    There seemed to be kind of a retro thing going on this year, with a lot of new or newish bands exploring old sounds. By old, I'm talking 50s and 60s-style rock. Gimmicky or not, I ate it up. Despite the fact that I'm constantly checking out new music, I grew up listening almost exclusively to oldies stations on the radio. That's where my heart is, and Sonny & the Sunsets--right down to their very name--tapped into my oldies-lovin' heart with this album.  Here we have a band that sounds like they're right out of the Happy Days era, only with lyrics that would have made the Fonz blush. It's simple, fun, and exactly what I wanted to listen to many times over the last several months. Check out the song that got me hooked, "Too Young to Burn":

    Like Sonny & the Sunsets, there is an appealing timelessness to The Goodnight Loving's music. I probably listened to this album more than any other this past year. I consistently grabbed for it when I was feeling indecisive. The songs can be...weird. One of my favorites, "The Pan", is sung from the point of view of a fish that ends up in a pan. You can think of it as a metaphor I suppose, but you certainly don't have to.
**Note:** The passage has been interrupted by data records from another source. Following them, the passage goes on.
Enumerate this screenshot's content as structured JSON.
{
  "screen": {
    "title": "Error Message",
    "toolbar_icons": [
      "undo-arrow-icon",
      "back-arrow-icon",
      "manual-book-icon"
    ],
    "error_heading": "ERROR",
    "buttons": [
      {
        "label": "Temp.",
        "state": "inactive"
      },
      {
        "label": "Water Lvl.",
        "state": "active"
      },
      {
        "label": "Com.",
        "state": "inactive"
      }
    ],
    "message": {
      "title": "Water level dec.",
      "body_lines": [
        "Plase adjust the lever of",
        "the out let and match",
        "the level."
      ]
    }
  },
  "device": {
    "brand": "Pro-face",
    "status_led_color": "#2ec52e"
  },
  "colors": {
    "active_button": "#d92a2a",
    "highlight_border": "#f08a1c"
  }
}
    I'm struggling here...I want people to listen to this album because I honestly think it's really, really good. The songs are incredibly catchy (there's even a track appropriately called "Earworm"). If you can imagine The Beach Boys as a garage band, that might be what The Goodnight Loving sound like. In some ways, this album is the antithesis of Arcade Fire's The Suburbs. Not in terms of quality--both are great. But I think the main reason I couldn't listen to The Suburbs all that much is that it was just a little too much. It was so dense that I felt a little exhausted after listening to it. Whereas Supper Club woke me up. It's a much simpler album, and yes, more fun.

    And that's my top 10! But it wouldn't be me if I didn't at least a decent list of honorable mentions. Here are some other stand-out albums to check out:
    • Sharon Jones and the Dap-Kings: I Learned the Hard Way
    • Mumford & Sons: Sigh No More
    • Bouncing Souls: Ghosts on the Boardwalk
    • Drive By Truckers: The Big To-Do
    • She & Him: Volume Two
    • Freelance Whales: Weathervanes
    • Ted Leo & the Pharmacists: Brutalist Bricks
    • Let's Wrestle: In the Court of the Wrestling Let's